# [EXERCISE AIM]
Copy the data exactly. Images are to be left out.
(Beginning of RECORDS TO PROCESS)
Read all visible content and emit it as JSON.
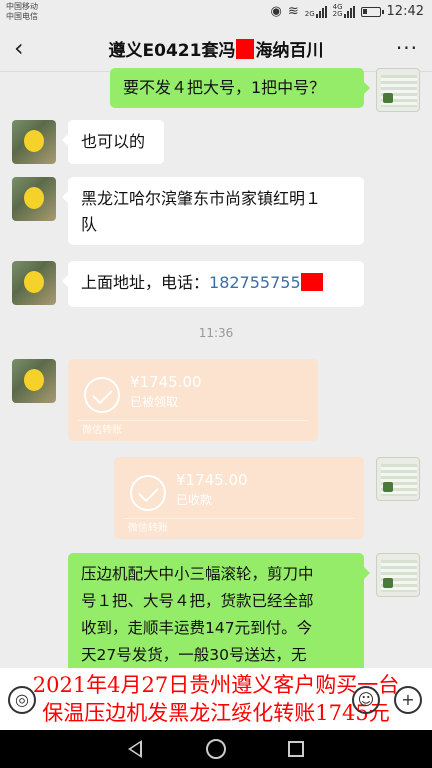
{
  "status_bar": {
    "carrier_1": "中国移动",
    "carrier_2": "中国电信",
    "sig_label_1": "2G",
    "sig_label_2": "4G",
    "sig_label_3": "2G",
    "time": "12:42"
  },
  "nav": {
    "back_icon": "chevron-left-icon",
    "title_prefix": "遵义E0421套冯",
    "title_suffix": "海纳百川",
    "more_icon": "more-dots-icon"
  },
  "messages": [
    {
      "side": "right",
      "text": "要不发４把大号，1把中号？"
    },
    {
      "side": "left",
      "text": "也可以的"
    },
    {
      "side": "left",
      "text_line1": "黑龙江哈尔滨肇东市尚家镇红明１",
      "text_line2": "队"
    },
    {
      "side": "left",
      "text_prefix": "上面地址，电话：",
      "phone": "182755755"
    }
  ],
  "timestamp": "11:36",
  "transfers": [
    {
      "side": "left",
      "amount": "¥1745.00",
      "status": "已被领取",
      "footer": "微信转账"
    },
    {
      "side": "right",
      "amount": "¥1745.00",
      "status": "已收款",
      "footer": "微信转账"
    }
  ],
  "last_message": {
    "side": "right",
    "lines": [
      "压边机配大中小三幅滚轮，剪刀中",
      "号１把、大号４把，货款已经全部",
      "收到，走顺丰运费147元到付。今",
      "天27号发货，一般30号送达，无"
    ]
  },
  "caption": {
    "line1": "2021年4月27日贵州遵义客户购买一台",
    "line2": "保温压边机发黑龙江绥化转账1745元"
  },
  "colors": {
    "bubble_green": "#95ec69",
    "transfer_orange": "#fbe3cf",
    "caption_red": "#ff0000",
    "background": "#ededed"
  }
}
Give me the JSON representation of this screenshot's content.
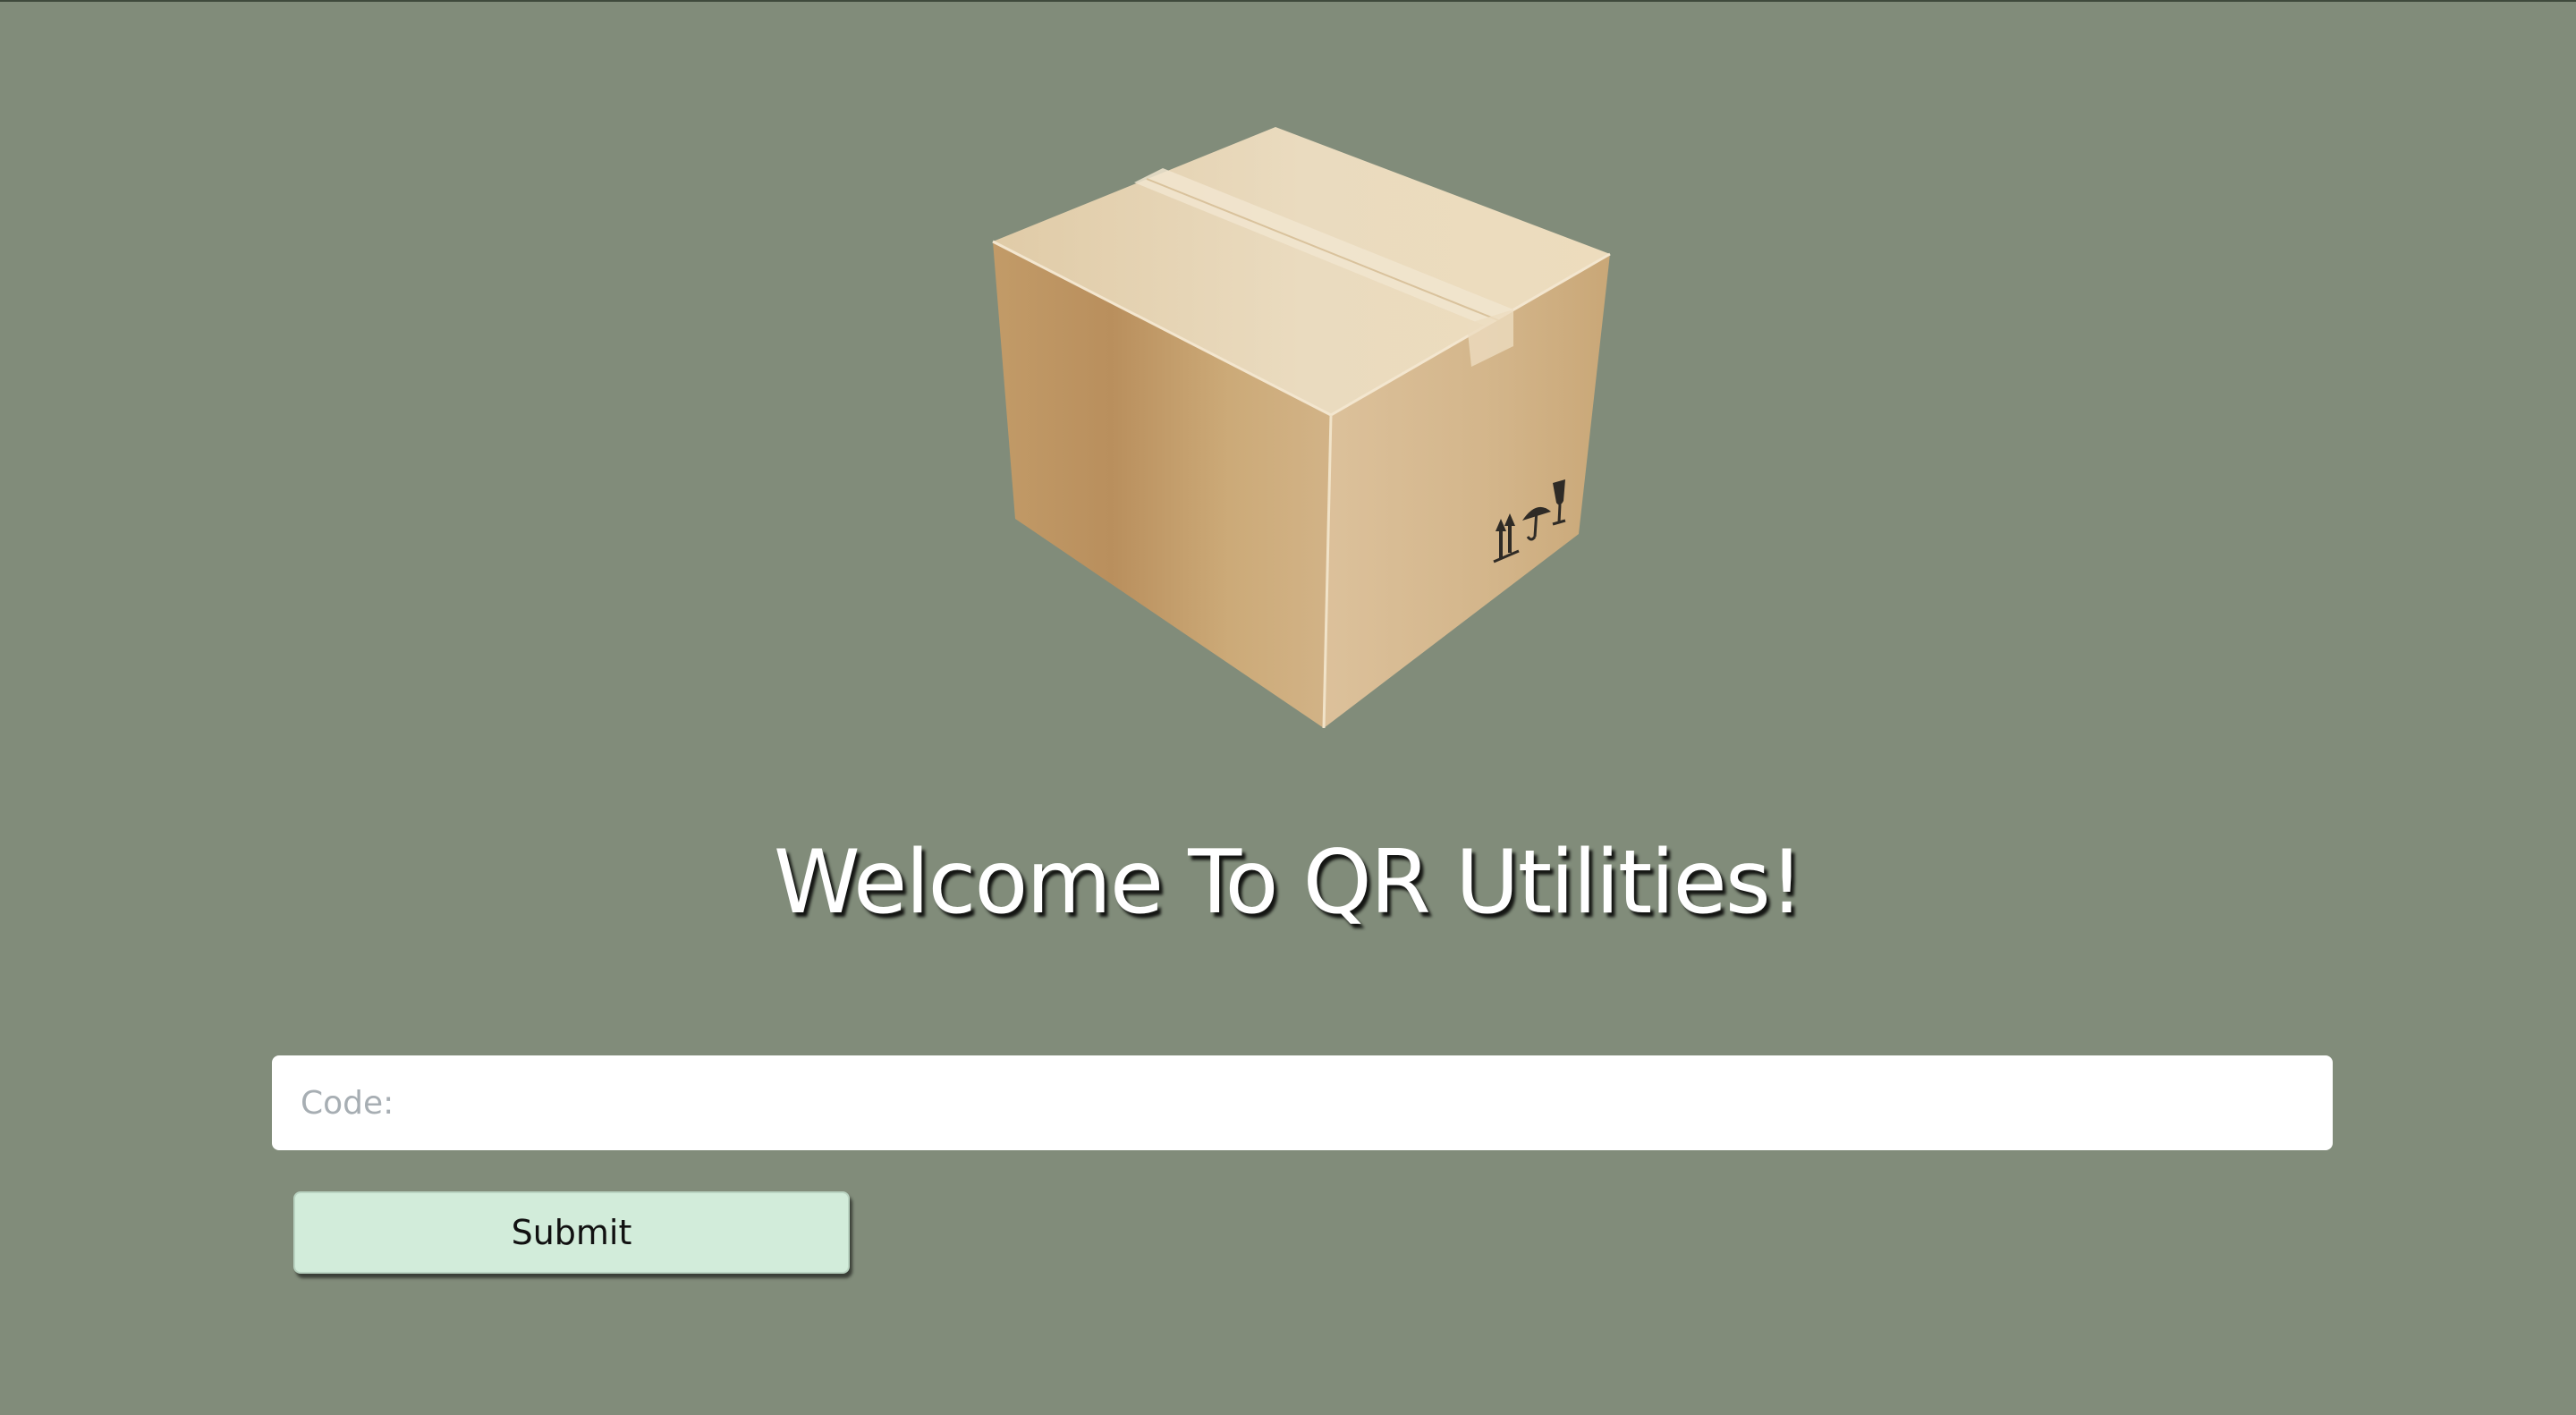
{
  "hero": {
    "image": "cardboard-box",
    "title": "Welcome To QR Utilities!"
  },
  "form": {
    "code_placeholder": "Code:",
    "code_value": "",
    "submit_label": "Submit"
  },
  "colors": {
    "background": "#818c7a",
    "input_background": "#ffffff",
    "button_background": "#d2ecda",
    "title_color": "#ffffff"
  }
}
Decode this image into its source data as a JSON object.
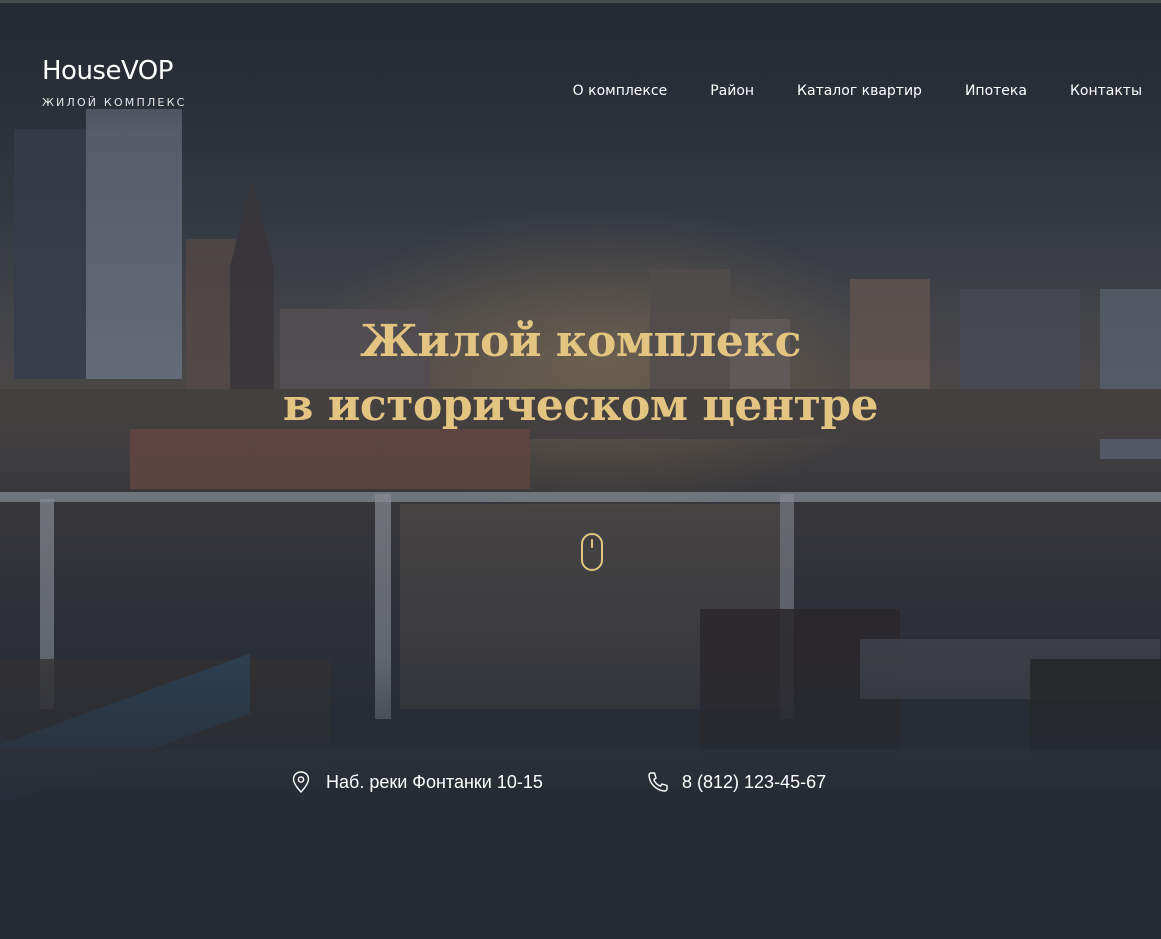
{
  "header": {
    "logo_name": "HouseVOP",
    "logo_sub": "ЖИЛОЙ КОМПЛЕКС",
    "nav": [
      {
        "label": "О комплексе"
      },
      {
        "label": "Район"
      },
      {
        "label": "Каталог квартир"
      },
      {
        "label": "Ипотека"
      },
      {
        "label": "Контакты"
      }
    ]
  },
  "hero": {
    "title_line1": "Жилой комплекс",
    "title_line2": "в историческом центре",
    "scroll_icon": "mouse-scroll-icon"
  },
  "contacts": {
    "address_icon": "location-pin-icon",
    "address": "Наб. реки Фонтанки 10-15",
    "phone_icon": "phone-icon",
    "phone": "8 (812) 123-45-67"
  },
  "colors": {
    "background": "#262b35",
    "accent_gold": "#e3c581",
    "text": "#ffffff"
  }
}
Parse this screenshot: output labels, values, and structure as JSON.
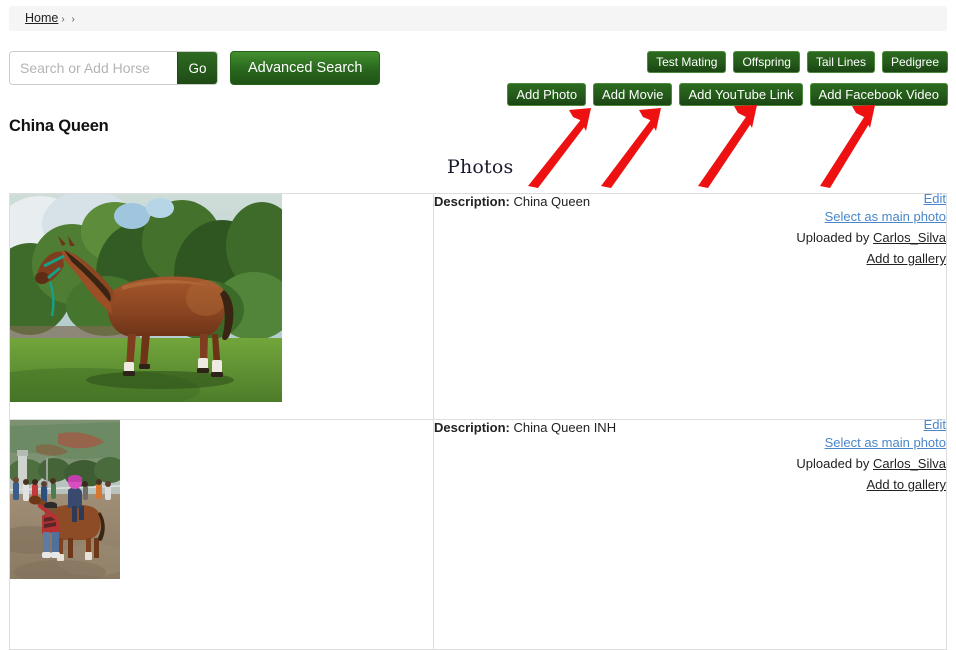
{
  "breadcrumb": {
    "home_label": "Home",
    "separators": "› ›"
  },
  "search": {
    "placeholder": "Search or Add Horse",
    "value": "",
    "go_label": "Go",
    "advanced_label": "Advanced Search"
  },
  "header": {
    "title": "China Queen"
  },
  "nav_buttons": [
    {
      "label": "Test Mating",
      "name": "test-mating-button"
    },
    {
      "label": "Offspring",
      "name": "offspring-button"
    },
    {
      "label": "Tail Lines",
      "name": "tail-lines-button"
    },
    {
      "label": "Pedigree",
      "name": "pedigree-button"
    }
  ],
  "action_buttons": [
    {
      "label": "Add Photo",
      "name": "add-photo-button"
    },
    {
      "label": "Add Movie",
      "name": "add-movie-button"
    },
    {
      "label": "Add YouTube Link",
      "name": "add-youtube-link-button"
    },
    {
      "label": "Add Facebook Video",
      "name": "add-facebook-video-button"
    }
  ],
  "section": {
    "photos_heading": "Photos"
  },
  "annotations": {
    "arrow_color": "#ee1111",
    "count": 4,
    "description": "Four red arrows pointing up-right at the four Add buttons"
  },
  "photos": [
    {
      "description_label": "Description:",
      "description_value": "China Queen",
      "edit_label": "Edit",
      "select_main_label": "Select as main photo",
      "uploaded_prefix": "Uploaded by",
      "uploader": "Carlos_Silva",
      "add_gallery_label": "Add to gallery",
      "image_alt": "Bay horse standing in profile on green grass with trees behind"
    },
    {
      "description_label": "Description:",
      "description_value": "China Queen INH",
      "edit_label": "Edit",
      "select_main_label": "Select as main photo",
      "uploaded_prefix": "Uploaded by",
      "uploader": "Carlos_Silva",
      "add_gallery_label": "Add to gallery",
      "image_alt": "Racehorse with jockey in pink helmet being led on a dirt track with hills behind"
    }
  ],
  "colors": {
    "button_green": "#245a1a",
    "link_blue": "#4a86c8",
    "breadcrumb_bg": "#f5f5f5",
    "table_border": "#dddddd"
  }
}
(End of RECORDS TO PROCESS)
# [ANSWER TO THIS EXERCISE]
Read all visible content and emit it as JSON.
{
  "status_bar": {
    "carrier_1": "中国移动",
    "carrier_2": "中国电信",
    "sig_label_1": "2G",
    "sig_label_2": "4G",
    "sig_label_3": "2G",
    "time": "12:42"
  },
  "nav": {
    "back_icon": "chevron-left-icon",
    "title_prefix": "遵义E0421套冯",
    "title_suffix": "海纳百川",
    "more_icon": "more-dots-icon"
  },
  "messages": [
    {
      "side": "right",
      "text": "要不发４把大号，1把中号？"
    },
    {
      "side": "left",
      "text": "也可以的"
    },
    {
      "side": "left",
      "text_line1": "黑龙江哈尔滨肇东市尚家镇红明１",
      "text_line2": "队"
    },
    {
      "side": "left",
      "text_prefix": "上面地址，电话：",
      "phone": "182755755"
    }
  ],
  "timestamp": "11:36",
  "transfers": [
    {
      "side": "left",
      "amount": "¥1745.00",
      "status": "已被领取",
      "footer": "微信转账"
    },
    {
      "side": "right",
      "amount": "¥1745.00",
      "status": "已收款",
      "footer": "微信转账"
    }
  ],
  "last_message": {
    "side": "right",
    "lines": [
      "压边机配大中小三幅滚轮，剪刀中",
      "号１把、大号４把，货款已经全部",
      "收到，走顺丰运费147元到付。今",
      "天27号发货，一般30号送达，无"
    ]
  },
  "caption": {
    "line1": "2021年4月27日贵州遵义客户购买一台",
    "line2": "保温压边机发黑龙江绥化转账1745元"
  },
  "colors": {
    "bubble_green": "#95ec69",
    "transfer_orange": "#fbe3cf",
    "caption_red": "#ff0000",
    "background": "#ededed"
  }
}
Give me the JSON representation of this screenshot's content.
{
  "hero": {
    "image": "cardboard-box",
    "title": "Welcome To QR Utilities!"
  },
  "form": {
    "code_placeholder": "Code:",
    "code_value": "",
    "submit_label": "Submit"
  },
  "colors": {
    "background": "#818c7a",
    "input_background": "#ffffff",
    "button_background": "#d2ecda",
    "title_color": "#ffffff"
  }
}
Decode this image into its source data as a JSON object.
{
  "header": {
    "logo_name": "HouseVOP",
    "logo_sub": "ЖИЛОЙ КОМПЛЕКС",
    "nav": [
      {
        "label": "О комплексе"
      },
      {
        "label": "Район"
      },
      {
        "label": "Каталог квартир"
      },
      {
        "label": "Ипотека"
      },
      {
        "label": "Контакты"
      }
    ]
  },
  "hero": {
    "title_line1": "Жилой комплекс",
    "title_line2": "в историческом центре",
    "scroll_icon": "mouse-scroll-icon"
  },
  "contacts": {
    "address_icon": "location-pin-icon",
    "address": "Наб. реки Фонтанки 10-15",
    "phone_icon": "phone-icon",
    "phone": "8 (812) 123-45-67"
  },
  "colors": {
    "background": "#262b35",
    "accent_gold": "#e3c581",
    "text": "#ffffff"
  }
}
Parse this screenshot: output labels, values, and structure as JSON.
{
  "breadcrumb": {
    "home_label": "Home",
    "separators": "› ›"
  },
  "search": {
    "placeholder": "Search or Add Horse",
    "value": "",
    "go_label": "Go",
    "advanced_label": "Advanced Search"
  },
  "header": {
    "title": "China Queen"
  },
  "nav_buttons": [
    {
      "label": "Test Mating",
      "name": "test-mating-button"
    },
    {
      "label": "Offspring",
      "name": "offspring-button"
    },
    {
      "label": "Tail Lines",
      "name": "tail-lines-button"
    },
    {
      "label": "Pedigree",
      "name": "pedigree-button"
    }
  ],
  "action_buttons": [
    {
      "label": "Add Photo",
      "name": "add-photo-button"
    },
    {
      "label": "Add Movie",
      "name": "add-movie-button"
    },
    {
      "label": "Add YouTube Link",
      "name": "add-youtube-link-button"
    },
    {
      "label": "Add Facebook Video",
      "name": "add-facebook-video-button"
    }
  ],
  "section": {
    "photos_heading": "Photos"
  },
  "annotations": {
    "arrow_color": "#ee1111",
    "count": 4,
    "description": "Four red arrows pointing up-right at the four Add buttons"
  },
  "photos": [
    {
      "description_label": "Description:",
      "description_value": "China Queen",
      "edit_label": "Edit",
      "select_main_label": "Select as main photo",
      "uploaded_prefix": "Uploaded by",
      "uploader": "Carlos_Silva",
      "add_gallery_label": "Add to gallery",
      "image_alt": "Bay horse standing in profile on green grass with trees behind"
    },
    {
      "description_label": "Description:",
      "description_value": "China Queen INH",
      "edit_label": "Edit",
      "select_main_label": "Select as main photo",
      "uploaded_prefix": "Uploaded by",
      "uploader": "Carlos_Silva",
      "add_gallery_label": "Add to gallery",
      "image_alt": "Racehorse with jockey in pink helmet being led on a dirt track with hills behind"
    }
  ],
  "colors": {
    "button_green": "#245a1a",
    "link_blue": "#4a86c8",
    "breadcrumb_bg": "#f5f5f5",
    "table_border": "#dddddd"
  }
}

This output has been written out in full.